GERMANY. Due to rising interest rates, it may not be the best time to refinance, but you can still consider refinancing if you want to use the equity in your home. If you're considering refinancing, here's how it works and what options might be available to you.
What is refinancing?
When you refinance your mortgage, you replace your current mortgage with a new loan. The new loan can have different terms – for example, from 30 to 15 years or from a variable to a fixed interest rate – but the most common change is a lower interest rate. By refinancing, you can lower your monthly payment, save money on interest over the life of your loan, pay off your mortgage sooner, and draw on your home's equity when you need cash for a specific purpose. So a loan comparison is urgently needed here if you want to save money.
How does the refinancing of a mortgage work?
Similar to when you first apply for your mortgage, a lender will review your finances to assess your risk and determine your eligibility for the most favorable interest rate. It's a brand new loan, possibly from a different lender than the one you originally used to purchase your home.
Your new loan may also reset the repayment period. Let's assume you have made five years of payments on your current 25-year mortgage. This means that you still have 20 years for the loan. If you take out a new 25-year loan, you start over and have another 25 years to repay the loan. If you take out a new 15-year loan instead, you'll pay off your loan ten years early.

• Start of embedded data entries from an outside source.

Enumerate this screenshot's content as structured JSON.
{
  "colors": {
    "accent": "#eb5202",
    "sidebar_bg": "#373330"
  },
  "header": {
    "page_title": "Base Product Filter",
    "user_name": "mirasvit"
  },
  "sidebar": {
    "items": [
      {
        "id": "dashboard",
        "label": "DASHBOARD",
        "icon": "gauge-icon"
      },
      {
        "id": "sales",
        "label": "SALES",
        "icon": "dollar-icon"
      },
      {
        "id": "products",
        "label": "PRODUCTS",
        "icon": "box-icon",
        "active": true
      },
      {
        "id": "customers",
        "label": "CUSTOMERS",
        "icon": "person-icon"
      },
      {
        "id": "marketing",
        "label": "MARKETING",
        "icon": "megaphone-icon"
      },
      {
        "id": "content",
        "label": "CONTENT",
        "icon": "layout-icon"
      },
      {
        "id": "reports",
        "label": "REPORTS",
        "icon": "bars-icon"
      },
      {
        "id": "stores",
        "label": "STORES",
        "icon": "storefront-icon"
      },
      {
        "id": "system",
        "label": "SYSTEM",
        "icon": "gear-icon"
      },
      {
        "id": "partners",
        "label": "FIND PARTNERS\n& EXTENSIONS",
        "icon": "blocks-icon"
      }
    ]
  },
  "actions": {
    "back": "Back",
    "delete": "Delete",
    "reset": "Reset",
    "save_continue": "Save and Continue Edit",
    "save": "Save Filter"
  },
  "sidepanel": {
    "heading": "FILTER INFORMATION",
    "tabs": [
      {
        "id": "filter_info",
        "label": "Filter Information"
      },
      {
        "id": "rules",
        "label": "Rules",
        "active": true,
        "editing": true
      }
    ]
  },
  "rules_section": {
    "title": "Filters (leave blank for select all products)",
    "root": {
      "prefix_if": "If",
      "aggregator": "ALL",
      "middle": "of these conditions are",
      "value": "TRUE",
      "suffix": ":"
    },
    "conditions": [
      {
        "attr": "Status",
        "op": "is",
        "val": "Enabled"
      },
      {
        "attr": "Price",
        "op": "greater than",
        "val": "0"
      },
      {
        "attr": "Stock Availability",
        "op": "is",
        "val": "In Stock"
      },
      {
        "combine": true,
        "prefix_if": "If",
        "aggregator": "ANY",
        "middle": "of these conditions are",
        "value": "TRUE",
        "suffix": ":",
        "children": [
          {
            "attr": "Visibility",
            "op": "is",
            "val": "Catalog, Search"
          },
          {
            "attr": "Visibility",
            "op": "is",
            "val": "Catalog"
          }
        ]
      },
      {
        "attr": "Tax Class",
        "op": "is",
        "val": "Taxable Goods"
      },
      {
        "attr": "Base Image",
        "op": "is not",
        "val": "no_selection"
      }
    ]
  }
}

Refinancing comes with closing costs, which can affect whether a new mortgage makes financial sense for you. These costs can range from 2 to 5 percent of the refinance amount. Common closing costs include discount points, an origination fee and an appraisal fee. You will need to calculate the break-even point to determine if you will stay in your home long enough to recoup the closing costs and benefit from the savings from refinancing.
Types of mortgage refinancing
- Refinancing with interest rate and term
This is a basic form of refinancing, where either the interest rate of the loan, the term (repayment period) of the loan or both are changed. This can lower your monthly payment or help you save money on interest rates. The amount you owe usually doesn't change unless you transfer some acquisition costs to the new loan.
In a cash-out refinance, you use your home to spend cash. This will increase your mortgage debt, but give you money to invest or use towards a specific goal, e.g.B. for a renovation project. With a cash-out refinance, you can also secure a new term and interest rate.
With cash-in refinancing, you make a one-time payment to reduce your loan-to-value (LTV) ratio. This reduces your overall debt burden, your monthly payment may be lower, and you may qualify for a lower interest rate. Before taking out a cash-in refinance, weigh whether paying the lump sum would cause you to miss out on more lucrative opportunities or use up your savings unnecessarily.